# [EXERCISE PROMPT]
Which lines below contain the word "content"? Copy each one.

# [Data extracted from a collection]
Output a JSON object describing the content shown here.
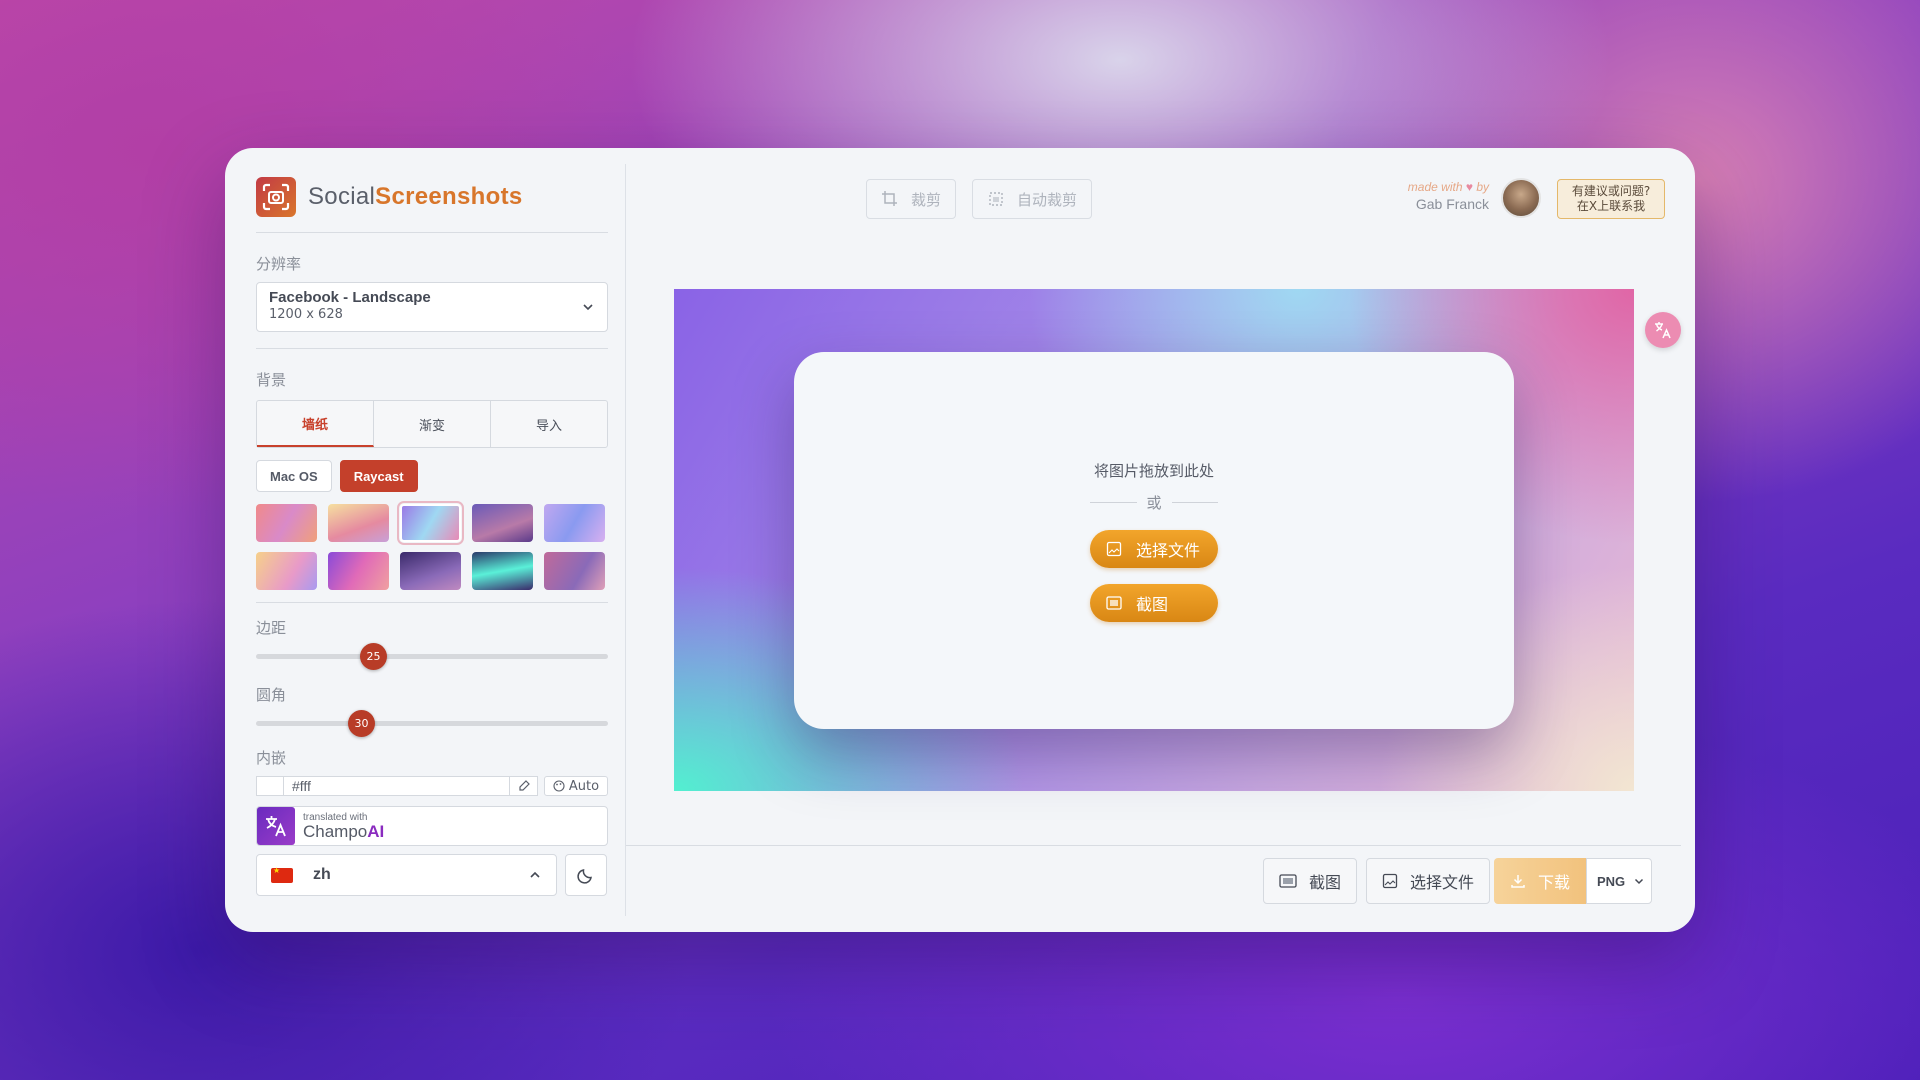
{
  "app": {
    "name_part1": "Social",
    "name_part2": "Screenshots"
  },
  "sidebar": {
    "resolution_label": "分辨率",
    "resolution": {
      "name": "Facebook - Landscape",
      "size": "1200 x 628"
    },
    "background_label": "背景",
    "bg_tabs": [
      {
        "label": "墙纸",
        "active": true
      },
      {
        "label": "渐变",
        "active": false
      },
      {
        "label": "导入",
        "active": false
      }
    ],
    "wallpaper_sets": [
      {
        "label": "Mac OS",
        "active": false
      },
      {
        "label": "Raycast",
        "active": true
      }
    ],
    "padding_label": "边距",
    "padding_value": "25",
    "radius_label": "圆角",
    "radius_value": "30",
    "inset_label": "内嵌",
    "inset_color": "#fff",
    "inset_auto": "Auto",
    "champo_small": "translated with",
    "champo_name": "Champo",
    "champo_ai": "AI",
    "lang_code": "zh"
  },
  "toolbar": {
    "crop": "裁剪",
    "auto_crop": "自动裁剪"
  },
  "credit": {
    "made_with": "made with",
    "by": "by",
    "author": "Gab Franck"
  },
  "feedback": {
    "line1": "有建议或问题?",
    "line2": "在X上联系我"
  },
  "canvas": {
    "drop_text": "将图片拖放到此处",
    "or": "或",
    "choose_file": "选择文件",
    "screenshot": "截图"
  },
  "bottom": {
    "screenshot": "截图",
    "choose_file": "选择文件",
    "download": "下载",
    "format": "PNG"
  },
  "colors": {
    "accent": "#c4402b",
    "orange": "#e6951f"
  }
}
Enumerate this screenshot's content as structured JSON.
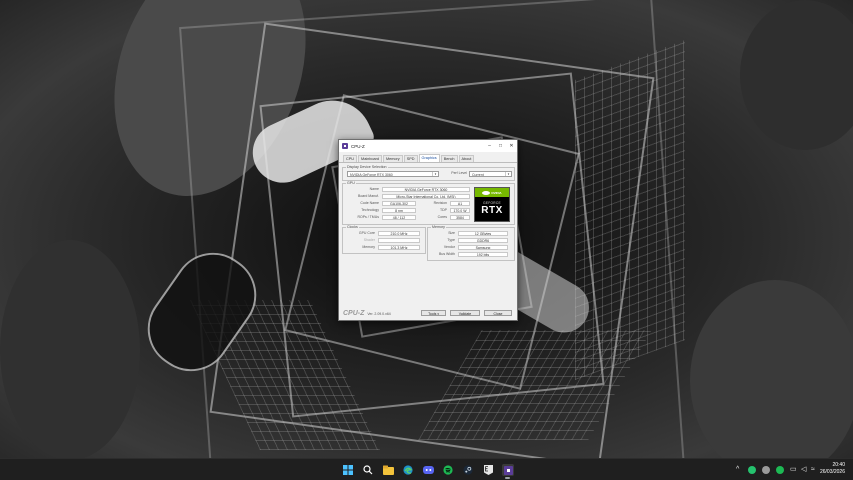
{
  "window": {
    "title": "CPU-Z",
    "minimize_glyph": "–",
    "maximize_glyph": "□",
    "close_glyph": "✕",
    "tabs": [
      "CPU",
      "Mainboard",
      "Memory",
      "SPD",
      "Graphics",
      "Bench",
      "About"
    ],
    "active_tab": "Graphics"
  },
  "display_device": {
    "group_label": "Display Device Selection",
    "device": "NVIDIA GeForce RTX 3060",
    "perf_level_label": "Perf Level",
    "perf_level": "Current"
  },
  "gpu": {
    "group_label": "GPU",
    "name_label": "Name",
    "name": "NVIDIA GeForce RTX 3060",
    "board_manuf_label": "Board Manuf.",
    "board_manuf": "Micro-Star International Co. Ltd. (MSI)",
    "code_name_label": "Code Name",
    "code_name": "GA106-302",
    "revision_label": "Revision",
    "revision": "A1",
    "technology_label": "Technology",
    "technology": "8 nm",
    "tdp_label": "TDP",
    "tdp": "170.0 W",
    "rops_label": "ROPs / TMUs",
    "rops": "48 / 112",
    "cores_label": "Cores",
    "cores": "3584"
  },
  "logo": {
    "brand": "NVIDIA",
    "line1": "GEFORCE",
    "line2": "RTX"
  },
  "clocks": {
    "group_label": "Clocks",
    "gpu_core_label": "GPU Core",
    "gpu_core": "210.0 MHz",
    "shader_label": "Shader",
    "shader": "",
    "memory_label": "Memory",
    "memory": "101.3 MHz"
  },
  "memory": {
    "group_label": "Memory",
    "size_label": "Size",
    "size": "12 GBytes",
    "type_label": "Type",
    "type": "GDDR6",
    "vendor_label": "Vendor",
    "vendor": "Samsung",
    "bus_width_label": "Bus Width",
    "bus_width": "192 bits"
  },
  "footer": {
    "brand": "CPU-Z",
    "version": "Ver. 2.09.0.x64",
    "tools_label": "Tools",
    "validate_label": "Validate",
    "close_label": "Close"
  },
  "taskbar": {
    "time": "20:40",
    "date": "26/03/2026",
    "icons": [
      "windows-start-icon",
      "search-icon",
      "file-explorer-icon",
      "edge-icon",
      "discord-icon",
      "spotify-icon",
      "steam-icon",
      "epic-games-icon",
      "cpu-z-icon"
    ]
  },
  "colors": {
    "taskbar": "#1f1f1f",
    "cpuz_purple": "#5b3d99",
    "nvidia_green": "#76b900"
  }
}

# [ANSWER TO THE PROBLEM]
Output a JSON object describing the content shown here.
Enumerate this screenshot's content as structured JSON.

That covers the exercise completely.